Things continued along the same path into 1966, but the AFL-NFL war reached its peak that year, as the two leagues spent a combined $7 million to sign their 1966 draft choices.
The NFL signed 75 percent of its 232 draftees, and the AFL got 46 percent of its 181. The two leagues were bleeding money and the major team owners sought a common solution.
A series of secret meetings regarding a possible AFL-NFL merger were held in the spring between Lamar Hunt of Kansas City and Tex Schramm of Dallas.
The merger of the two leagues was announced on June 8, 1966, combining the two leagues to form one expanded league with 24 teams. Every team in the AFL was accepted into the NFL, and one of the criteria of the merger was a common draft.

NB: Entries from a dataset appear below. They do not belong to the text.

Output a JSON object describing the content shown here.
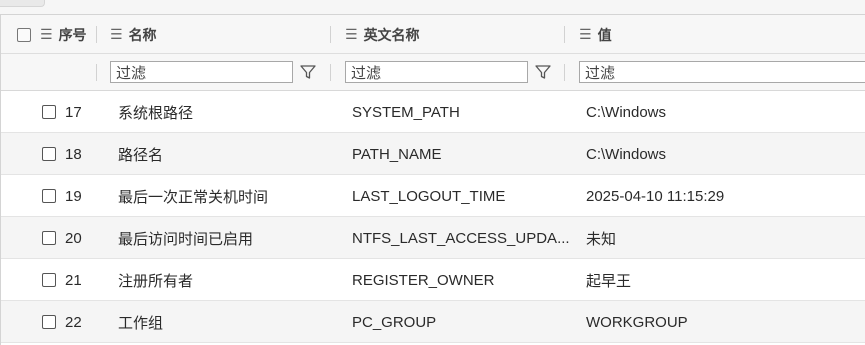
{
  "header": {
    "columns": [
      {
        "label": "序号"
      },
      {
        "label": "名称"
      },
      {
        "label": "英文名称"
      },
      {
        "label": "值"
      }
    ],
    "icons": {
      "column_menu": "list-icon",
      "filter": "funnel-icon"
    }
  },
  "filters": {
    "name_placeholder": "过滤",
    "en_placeholder": "过滤",
    "value_placeholder": "过滤"
  },
  "rows": [
    {
      "index": "17",
      "name": "系统根路径",
      "en": "SYSTEM_PATH",
      "value": "C:\\Windows"
    },
    {
      "index": "18",
      "name": "路径名",
      "en": "PATH_NAME",
      "value": "C:\\Windows"
    },
    {
      "index": "19",
      "name": "最后一次正常关机时间",
      "en": "LAST_LOGOUT_TIME",
      "value": "2025-04-10 11:15:29"
    },
    {
      "index": "20",
      "name": "最后访问时间已启用",
      "en": "NTFS_LAST_ACCESS_UPDA...",
      "value": "未知"
    },
    {
      "index": "21",
      "name": "注册所有者",
      "en": "REGISTER_OWNER",
      "value": "起早王"
    },
    {
      "index": "22",
      "name": "工作组",
      "en": "PC_GROUP",
      "value": "WORKGROUP"
    }
  ]
}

There is no question that the merger gave the Broncos the life raft they desperately needed to survive, and the common draft meant Denver would be able to sign the players they selected.
Broncos owner Gerry Phipps hired Lou Saban as head coach and general manager following the 1966 season, and that was the first major executive signing that helped the Broncos build a solid foundation.
In 1967 Saban drafted and signed future Pro Football Hall of Fame running back Floyd Little, and in fact each of the Broncos' first 10 draftees that year made the team.
That really was the beginning of the beginning for the Broncos as a competitive team.
Future Broncos Ring of Famer Paul Smith was drafted in 1968, and special mention should be made than Saban also selected Marlin Briscoe that year.
A 14th-round choice and the 357th-overall selection, Briscoe made history in his rookie year as the first African-American to start at quarterback in pro football.
Saban closed out the decade of the 1960s with the selection of another future Ring of Famer in 1969, the legendary Billy Thompson, from what was then Maryland State (now the University of Maryland Eastern Shore).
Thompson set a rookie mark for the ages as the only player in history to lead the league in both yards per kick return and yards per punt return in the same season.
Before the Broncos emerged as consistent contender in the late '70s, they built the foundation with a number of great draft picks. (Stats via Broncos' media guide unless noted)
The Broncos were still not a good team, but Saban had Little and the beginnings of a strong Broncos defense.
He resigned during the middle of the 1971 season and John Ralston took over as general manager and head coach in 1972.
There is an excellent photo essay on our team website showing the high number of outstanding 1970s draft choices who paved the way for Denver to become a Super Bowl team, as well as numerous pieces on this year's draft and college prospects.
But it all started in the 1960s.
As you can see, the going was rough in those early years, but the future for the Denver Broncos turned out to be very bright indeed.